Landmark Ban from GRAS List: In June 2015, FDA issued a landmark determination that partially hydrogenated oils (PHOs) are not “generally recognized as safe” (GRAS) for use in food. http://www.regulations.gov/#!docketDetail;D=FDA-2013-N-1317 The “declaratory order” (which has the “force and effect” of a rule) was issued pursuant to 5 U.S.C. 554(e) (section 5(d) of the Administrative Procedure Act (APA)). PHOs are the principal dietary source of artificial trans fat in processed foods. This decision means that the use of these oils in the food supply will be phased out over a number of years and removed from the United States food supply. In so doing, FDA estimates that annually approximately 7,000 deaths from heart would be prevented. FDA received 6000 comments and 4500 letters in response to the November 2013 notice about the FDA tentative determination regarding the GRAS elimination. The Federal Register notice concerning hydrogenated fat was published November 8, 2013 (78 FR 67169) and the comment period was extended until March 8, 2014. Upon review of the comments FDA found that there is no longer a consensus among qualified experts that partially hydrogenated oils (PHOs), which are the primary dietary source of industrially-produced trans fatty acids (IP-TFA) are generally recognized as safe (GRAS) for any use in human food.

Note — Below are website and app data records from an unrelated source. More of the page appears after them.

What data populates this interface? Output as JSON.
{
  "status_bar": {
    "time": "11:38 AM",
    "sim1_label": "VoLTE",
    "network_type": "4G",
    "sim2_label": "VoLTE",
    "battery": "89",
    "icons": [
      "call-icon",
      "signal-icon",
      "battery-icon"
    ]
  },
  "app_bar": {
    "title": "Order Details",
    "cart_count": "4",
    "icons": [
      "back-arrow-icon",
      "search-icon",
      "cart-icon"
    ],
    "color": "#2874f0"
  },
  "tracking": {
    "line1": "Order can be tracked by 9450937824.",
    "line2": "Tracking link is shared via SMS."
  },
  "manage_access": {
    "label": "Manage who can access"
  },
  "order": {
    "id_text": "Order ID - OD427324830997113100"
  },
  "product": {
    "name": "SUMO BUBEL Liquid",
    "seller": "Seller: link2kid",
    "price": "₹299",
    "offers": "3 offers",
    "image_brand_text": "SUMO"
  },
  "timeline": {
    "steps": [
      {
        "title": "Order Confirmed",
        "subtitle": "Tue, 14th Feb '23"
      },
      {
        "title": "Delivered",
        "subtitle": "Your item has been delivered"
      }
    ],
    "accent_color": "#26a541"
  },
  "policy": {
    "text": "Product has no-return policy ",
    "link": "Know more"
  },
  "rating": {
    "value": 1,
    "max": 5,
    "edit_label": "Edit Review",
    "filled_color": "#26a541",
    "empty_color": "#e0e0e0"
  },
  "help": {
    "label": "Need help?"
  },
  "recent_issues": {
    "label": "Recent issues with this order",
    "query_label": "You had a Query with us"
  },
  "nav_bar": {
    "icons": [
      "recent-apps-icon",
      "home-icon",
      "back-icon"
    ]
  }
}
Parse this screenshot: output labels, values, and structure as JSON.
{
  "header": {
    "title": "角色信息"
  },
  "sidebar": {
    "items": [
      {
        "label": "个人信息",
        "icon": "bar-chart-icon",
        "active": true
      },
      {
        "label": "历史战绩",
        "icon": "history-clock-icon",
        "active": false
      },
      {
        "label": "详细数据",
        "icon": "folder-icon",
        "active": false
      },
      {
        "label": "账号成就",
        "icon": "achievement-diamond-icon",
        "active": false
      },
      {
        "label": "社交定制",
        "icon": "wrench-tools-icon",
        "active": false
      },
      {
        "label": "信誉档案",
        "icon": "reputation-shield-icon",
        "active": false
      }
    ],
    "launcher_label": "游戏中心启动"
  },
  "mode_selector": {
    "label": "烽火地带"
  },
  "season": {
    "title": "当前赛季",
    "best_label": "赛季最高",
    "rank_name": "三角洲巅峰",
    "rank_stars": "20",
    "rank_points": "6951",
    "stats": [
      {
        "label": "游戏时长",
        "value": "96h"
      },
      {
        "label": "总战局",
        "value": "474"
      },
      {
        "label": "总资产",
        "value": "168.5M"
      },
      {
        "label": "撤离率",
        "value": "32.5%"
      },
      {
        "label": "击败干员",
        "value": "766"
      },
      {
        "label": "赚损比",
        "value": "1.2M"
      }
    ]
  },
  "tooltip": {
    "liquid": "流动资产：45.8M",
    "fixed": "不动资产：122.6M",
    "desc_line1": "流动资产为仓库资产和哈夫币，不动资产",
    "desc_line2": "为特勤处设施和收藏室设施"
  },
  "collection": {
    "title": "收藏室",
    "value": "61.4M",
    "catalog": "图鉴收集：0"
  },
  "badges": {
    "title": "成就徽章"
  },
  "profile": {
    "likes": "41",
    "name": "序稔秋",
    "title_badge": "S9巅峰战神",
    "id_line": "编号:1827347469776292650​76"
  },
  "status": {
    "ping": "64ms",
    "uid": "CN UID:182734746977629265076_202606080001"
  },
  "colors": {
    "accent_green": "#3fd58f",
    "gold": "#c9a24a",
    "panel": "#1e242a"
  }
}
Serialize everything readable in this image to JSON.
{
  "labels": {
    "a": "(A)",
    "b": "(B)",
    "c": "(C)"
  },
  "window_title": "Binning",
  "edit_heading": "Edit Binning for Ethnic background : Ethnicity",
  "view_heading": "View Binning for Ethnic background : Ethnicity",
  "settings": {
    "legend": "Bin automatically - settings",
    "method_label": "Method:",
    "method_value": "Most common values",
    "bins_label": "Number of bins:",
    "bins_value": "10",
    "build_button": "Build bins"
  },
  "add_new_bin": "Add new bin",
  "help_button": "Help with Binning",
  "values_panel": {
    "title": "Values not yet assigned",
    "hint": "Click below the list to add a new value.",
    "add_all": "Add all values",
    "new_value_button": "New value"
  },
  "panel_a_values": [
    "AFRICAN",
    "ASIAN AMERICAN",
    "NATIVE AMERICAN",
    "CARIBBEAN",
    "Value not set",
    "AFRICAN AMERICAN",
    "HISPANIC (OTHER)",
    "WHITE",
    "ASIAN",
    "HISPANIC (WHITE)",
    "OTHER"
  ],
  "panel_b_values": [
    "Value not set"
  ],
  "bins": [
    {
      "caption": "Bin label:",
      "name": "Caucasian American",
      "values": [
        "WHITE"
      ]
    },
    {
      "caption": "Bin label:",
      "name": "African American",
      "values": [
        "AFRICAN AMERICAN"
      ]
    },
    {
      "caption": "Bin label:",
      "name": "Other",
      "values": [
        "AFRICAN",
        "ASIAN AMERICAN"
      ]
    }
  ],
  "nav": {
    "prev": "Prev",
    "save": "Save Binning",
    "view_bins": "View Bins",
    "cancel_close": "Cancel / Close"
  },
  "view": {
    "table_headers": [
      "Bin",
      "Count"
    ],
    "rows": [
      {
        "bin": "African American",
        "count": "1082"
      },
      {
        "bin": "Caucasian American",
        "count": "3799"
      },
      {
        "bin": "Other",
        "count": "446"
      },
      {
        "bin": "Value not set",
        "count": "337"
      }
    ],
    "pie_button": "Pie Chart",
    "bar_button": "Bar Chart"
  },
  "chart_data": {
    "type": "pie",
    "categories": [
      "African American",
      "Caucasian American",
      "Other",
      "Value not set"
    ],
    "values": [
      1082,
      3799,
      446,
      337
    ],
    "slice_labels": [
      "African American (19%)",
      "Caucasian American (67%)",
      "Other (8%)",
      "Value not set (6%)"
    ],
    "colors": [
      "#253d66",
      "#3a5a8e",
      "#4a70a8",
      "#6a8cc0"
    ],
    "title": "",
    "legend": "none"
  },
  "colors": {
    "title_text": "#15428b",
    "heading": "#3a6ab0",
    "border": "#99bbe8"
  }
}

Background: Years ago, studies revealed that the consumption of trans fatty acids contribute to increased blood LDL cholesterol, known as the “bad” cholesterol, thereby raising the risk of coronary heart disease. Trans fatty acids or trans fat are made through the process of hydrogenation that solidifies liquid oils. Types of foods that may contain trans fatty acids include vegetable shortenings, some margarines, some cookies and some snack foods. A citizen’s petition (docket number 94-P0036/CP1), filed in 1994 by the Center for Science in the Public Interest (CSPI), addressed the issue of dietary trans fats and the link to coronary heart disease. A proposed rule was published in the Federal Register (64 FR 62746 November 17, 1999). FDA extended the comment period to April 17, 2000 (65 FR 7806); however, the proposal generated enormous response and the comment period was reopened until January 19, 2001 (65 FR 75887 December 5, 2000). The final rule, (68 FR 41434 July 11, 2003) effective January 1, 2006, required the declaration of trans fatty acids or trans fats on nutrition labels of conventional foods and dietary supplements. However, since implementation of the trans fat regulation, FDA found that although many processed foods have been reformulated to reduce the amount of trans fat, a significant number of products still contain PHOs.
What the Order Means: The FDA Order specific to the PHO ban means that food manufacturers would no longer be permitted to sell PHOs, either directly or as ingredients in another food product, without prior FDA approval for use as a food additive. This means compelling scientific demonstrating that the proposed use is reasonably certain not to present a risk of harm to consumers. A good review of the Final Order is available at:
Compliance Date: No later than June 18, 2018.
Looking Ahead: There is a three-year phase-out period for reformulation and product relabeling. Did FDA utilize the correct approach? Apparently, it is a long time in coming and FDA is mandated under the Food, Drug, and Cosmetic Act to protect the public. Valid scientific evidence exists today that the GRAS removal is long overdue. The issue is whether industry will comply without legal challenges. Yet, it is likely that litigation will result from the FDA Order and Determination to Ban PHOs from the GRAS list.